Gender equality is one of the basic principles of our Constitution and in the event the word “after” is to be read to mean a disqualification of a mother to act as a guardian during the lifetime of the father, the same would definitely run counter to the basic requirement of the constitutional mandate and would lead to a differentiation between male and e female. Normal rules of interpretation shall have to bow down to the requirement of the Constitution since the Constitution is supreme and the statute shall have to be in accordance therewith and not dehors the same. The father by reason of a dominant personality cannot be ascribed to have a preferential right over the mother in the matter of guardianship since both fall within the same category and in that view of the matter, the word “after” shall have to be interpreted in terms of the constitutional safeguard and guarantee so as to give a proper and effective meaning to the words used.

Held: The word “after” shall have to be given a meaning which would subserve the need of the situation, viz., the welfare of the minor and having due regard to the factum that law courts endeavour to retain the legislation rather than declare it to be void, we do feel it expedient to record that the word “after” does not necessarily mean after the death of the father, on the contrary, it depicts an intent so as to ascribe the meaning thereto as “in the absence of’ — be it temporary or otherwise or total apathy of the father towards the child or even inability of the father by reason of ailment or otherwise and it is only in the event of such a meaning being ascribed to the word “after” as used in Section 6 then and in that event, the same would be in accordance with the intent of the legislation, viz., the welfare of the child.

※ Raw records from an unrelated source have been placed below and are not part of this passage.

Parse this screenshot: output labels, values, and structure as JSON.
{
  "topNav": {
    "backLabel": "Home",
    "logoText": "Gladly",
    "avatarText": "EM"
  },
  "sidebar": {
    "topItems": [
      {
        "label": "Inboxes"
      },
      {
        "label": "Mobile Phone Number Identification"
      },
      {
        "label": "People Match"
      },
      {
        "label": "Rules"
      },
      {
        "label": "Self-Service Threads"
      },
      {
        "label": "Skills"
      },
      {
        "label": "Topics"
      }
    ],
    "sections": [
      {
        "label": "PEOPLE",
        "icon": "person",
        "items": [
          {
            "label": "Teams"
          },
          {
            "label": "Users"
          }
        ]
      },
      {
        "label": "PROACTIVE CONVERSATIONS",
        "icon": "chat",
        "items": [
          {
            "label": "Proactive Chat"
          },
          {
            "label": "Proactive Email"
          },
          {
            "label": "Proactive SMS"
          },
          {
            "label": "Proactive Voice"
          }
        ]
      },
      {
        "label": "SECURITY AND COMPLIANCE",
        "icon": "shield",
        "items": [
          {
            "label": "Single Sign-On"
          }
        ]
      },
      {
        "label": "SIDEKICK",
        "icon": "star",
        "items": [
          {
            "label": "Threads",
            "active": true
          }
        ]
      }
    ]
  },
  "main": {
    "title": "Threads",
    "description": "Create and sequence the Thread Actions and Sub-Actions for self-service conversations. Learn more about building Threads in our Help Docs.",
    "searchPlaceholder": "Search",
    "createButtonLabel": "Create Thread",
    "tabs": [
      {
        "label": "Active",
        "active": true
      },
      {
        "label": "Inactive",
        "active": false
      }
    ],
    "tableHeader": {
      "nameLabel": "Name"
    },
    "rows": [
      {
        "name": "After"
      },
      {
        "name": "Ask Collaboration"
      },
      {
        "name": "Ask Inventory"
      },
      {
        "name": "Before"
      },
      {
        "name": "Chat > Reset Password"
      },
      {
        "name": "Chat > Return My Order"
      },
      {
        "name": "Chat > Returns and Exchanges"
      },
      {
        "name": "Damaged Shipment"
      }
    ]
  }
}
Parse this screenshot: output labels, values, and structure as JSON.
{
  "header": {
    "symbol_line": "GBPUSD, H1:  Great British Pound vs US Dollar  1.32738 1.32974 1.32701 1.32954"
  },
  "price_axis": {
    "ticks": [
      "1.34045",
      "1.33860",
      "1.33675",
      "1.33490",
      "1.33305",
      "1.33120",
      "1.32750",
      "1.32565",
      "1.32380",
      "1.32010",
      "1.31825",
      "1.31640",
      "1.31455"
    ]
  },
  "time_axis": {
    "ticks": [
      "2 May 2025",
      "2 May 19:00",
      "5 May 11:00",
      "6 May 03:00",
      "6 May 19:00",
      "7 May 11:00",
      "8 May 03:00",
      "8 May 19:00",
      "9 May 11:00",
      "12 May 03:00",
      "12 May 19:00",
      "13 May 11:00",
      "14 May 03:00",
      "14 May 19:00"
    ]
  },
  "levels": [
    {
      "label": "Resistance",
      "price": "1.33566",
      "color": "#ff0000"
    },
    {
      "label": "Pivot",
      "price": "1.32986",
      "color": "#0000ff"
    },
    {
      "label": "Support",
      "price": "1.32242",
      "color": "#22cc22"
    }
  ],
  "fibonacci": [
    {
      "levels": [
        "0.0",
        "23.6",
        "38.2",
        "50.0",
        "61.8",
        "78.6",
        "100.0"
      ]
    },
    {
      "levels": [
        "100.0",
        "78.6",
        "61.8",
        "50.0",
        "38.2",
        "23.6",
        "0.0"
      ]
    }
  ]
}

Literal meaning cannot be ascribed to the word “after” having regard to the object of the statute, read with the constitutional guarantee of gender equality and to give full play to the legislative intent, since any other interpretation would render the statute void and that should be avoided.

See the following Judgment: Githa Hariharan v Reserve Bank of India (Supreme Court of India, 1999)

Author: Vikrant Narayan Vasudeva
Photo by Nick Kenrick/ CC BY-NC-SA 2.0